▸ Required work
Your response should be the listing below, repeated exactly and in full.

▸ Entries supplied
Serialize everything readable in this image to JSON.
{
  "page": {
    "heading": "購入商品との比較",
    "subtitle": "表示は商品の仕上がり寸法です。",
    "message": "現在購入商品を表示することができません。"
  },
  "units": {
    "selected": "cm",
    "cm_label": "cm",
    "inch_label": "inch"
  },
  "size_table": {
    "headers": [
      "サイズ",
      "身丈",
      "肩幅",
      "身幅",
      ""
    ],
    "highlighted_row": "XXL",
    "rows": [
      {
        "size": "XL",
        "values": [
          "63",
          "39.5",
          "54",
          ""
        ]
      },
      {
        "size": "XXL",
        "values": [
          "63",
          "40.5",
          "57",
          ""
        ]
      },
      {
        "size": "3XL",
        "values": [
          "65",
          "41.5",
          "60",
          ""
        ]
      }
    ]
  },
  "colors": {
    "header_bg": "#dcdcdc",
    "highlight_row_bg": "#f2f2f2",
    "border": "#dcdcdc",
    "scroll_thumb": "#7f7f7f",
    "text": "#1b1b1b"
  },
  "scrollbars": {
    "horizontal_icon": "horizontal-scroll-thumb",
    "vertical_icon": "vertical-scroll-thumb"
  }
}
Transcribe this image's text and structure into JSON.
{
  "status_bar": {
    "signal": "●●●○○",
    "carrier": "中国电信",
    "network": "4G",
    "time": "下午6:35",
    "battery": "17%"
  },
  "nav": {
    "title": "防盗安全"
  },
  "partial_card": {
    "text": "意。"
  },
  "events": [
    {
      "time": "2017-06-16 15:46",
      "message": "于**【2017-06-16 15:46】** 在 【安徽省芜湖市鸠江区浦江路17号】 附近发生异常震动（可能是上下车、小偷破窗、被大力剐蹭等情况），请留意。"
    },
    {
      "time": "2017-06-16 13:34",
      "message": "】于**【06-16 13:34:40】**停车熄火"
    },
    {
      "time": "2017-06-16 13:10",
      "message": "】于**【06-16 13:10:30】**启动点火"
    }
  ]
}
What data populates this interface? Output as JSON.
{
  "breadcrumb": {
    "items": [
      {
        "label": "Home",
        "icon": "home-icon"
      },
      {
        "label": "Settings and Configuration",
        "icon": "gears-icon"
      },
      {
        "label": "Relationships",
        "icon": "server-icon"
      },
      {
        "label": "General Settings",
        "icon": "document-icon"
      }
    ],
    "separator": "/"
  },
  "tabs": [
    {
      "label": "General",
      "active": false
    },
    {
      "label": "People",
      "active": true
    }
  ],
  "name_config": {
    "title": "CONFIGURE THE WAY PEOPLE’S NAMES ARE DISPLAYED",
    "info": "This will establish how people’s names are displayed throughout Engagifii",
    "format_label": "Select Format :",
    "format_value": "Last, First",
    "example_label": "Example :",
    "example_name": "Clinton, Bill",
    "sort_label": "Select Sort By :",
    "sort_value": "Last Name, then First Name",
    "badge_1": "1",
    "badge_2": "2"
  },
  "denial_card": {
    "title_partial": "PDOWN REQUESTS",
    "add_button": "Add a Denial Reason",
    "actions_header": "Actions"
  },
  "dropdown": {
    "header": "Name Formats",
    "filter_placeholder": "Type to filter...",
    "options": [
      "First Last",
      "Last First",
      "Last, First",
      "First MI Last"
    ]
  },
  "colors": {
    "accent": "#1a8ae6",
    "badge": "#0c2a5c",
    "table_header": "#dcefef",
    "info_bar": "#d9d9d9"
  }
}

▸ Solution
Serialize everything readable in this image to JSON.
{
  "page": {
    "heading": "購入商品との比較",
    "subtitle": "表示は商品の仕上がり寸法です。",
    "message": "現在購入商品を表示することができません。"
  },
  "units": {
    "selected": "cm",
    "cm_label": "cm",
    "inch_label": "inch"
  },
  "size_table": {
    "headers": [
      "サイズ",
      "身丈",
      "肩幅",
      "身幅",
      ""
    ],
    "highlighted_row": "XXL",
    "rows": [
      {
        "size": "XL",
        "values": [
          "63",
          "39.5",
          "54",
          ""
        ]
      },
      {
        "size": "XXL",
        "values": [
          "63",
          "40.5",
          "57",
          ""
        ]
      },
      {
        "size": "3XL",
        "values": [
          "65",
          "41.5",
          "60",
          ""
        ]
      }
    ]
  },
  "colors": {
    "header_bg": "#dcdcdc",
    "highlight_row_bg": "#f2f2f2",
    "border": "#dcdcdc",
    "scroll_thumb": "#7f7f7f",
    "text": "#1b1b1b"
  },
  "scrollbars": {
    "horizontal_icon": "horizontal-scroll-thumb",
    "vertical_icon": "vertical-scroll-thumb"
  }
}
Transcribe this image's text and structure into JSON.
{
  "status_bar": {
    "signal": "●●●○○",
    "carrier": "中国电信",
    "network": "4G",
    "time": "下午6:35",
    "battery": "17%"
  },
  "nav": {
    "title": "防盗安全"
  },
  "partial_card": {
    "text": "意。"
  },
  "events": [
    {
      "time": "2017-06-16 15:46",
      "message": "于**【2017-06-16 15:46】** 在 【安徽省芜湖市鸠江区浦江路17号】 附近发生异常震动（可能是上下车、小偷破窗、被大力剐蹭等情况），请留意。"
    },
    {
      "time": "2017-06-16 13:34",
      "message": "】于**【06-16 13:34:40】**停车熄火"
    },
    {
      "time": "2017-06-16 13:10",
      "message": "】于**【06-16 13:10:30】**启动点火"
    }
  ]
}
What data populates this interface? Output as JSON.
{
  "breadcrumb": {
    "items": [
      {
        "label": "Home",
        "icon": "home-icon"
      },
      {
        "label": "Settings and Configuration",
        "icon": "gears-icon"
      },
      {
        "label": "Relationships",
        "icon": "server-icon"
      },
      {
        "label": "General Settings",
        "icon": "document-icon"
      }
    ],
    "separator": "/"
  },
  "tabs": [
    {
      "label": "General",
      "active": false
    },
    {
      "label": "People",
      "active": true
    }
  ],
  "name_config": {
    "title": "CONFIGURE THE WAY PEOPLE’S NAMES ARE DISPLAYED",
    "info": "This will establish how people’s names are displayed throughout Engagifii",
    "format_label": "Select Format :",
    "format_value": "Last, First",
    "example_label": "Example :",
    "example_name": "Clinton, Bill",
    "sort_label": "Select Sort By :",
    "sort_value": "Last Name, then First Name",
    "badge_1": "1",
    "badge_2": "2"
  },
  "denial_card": {
    "title_partial": "PDOWN REQUESTS",
    "add_button": "Add a Denial Reason",
    "actions_header": "Actions"
  },
  "dropdown": {
    "header": "Name Formats",
    "filter_placeholder": "Type to filter...",
    "options": [
      "First Last",
      "Last First",
      "Last, First",
      "First MI Last"
    ]
  },
  "colors": {
    "accent": "#1a8ae6",
    "badge": "#0c2a5c",
    "table_header": "#dcefef",
    "info_bar": "#d9d9d9"
  }
}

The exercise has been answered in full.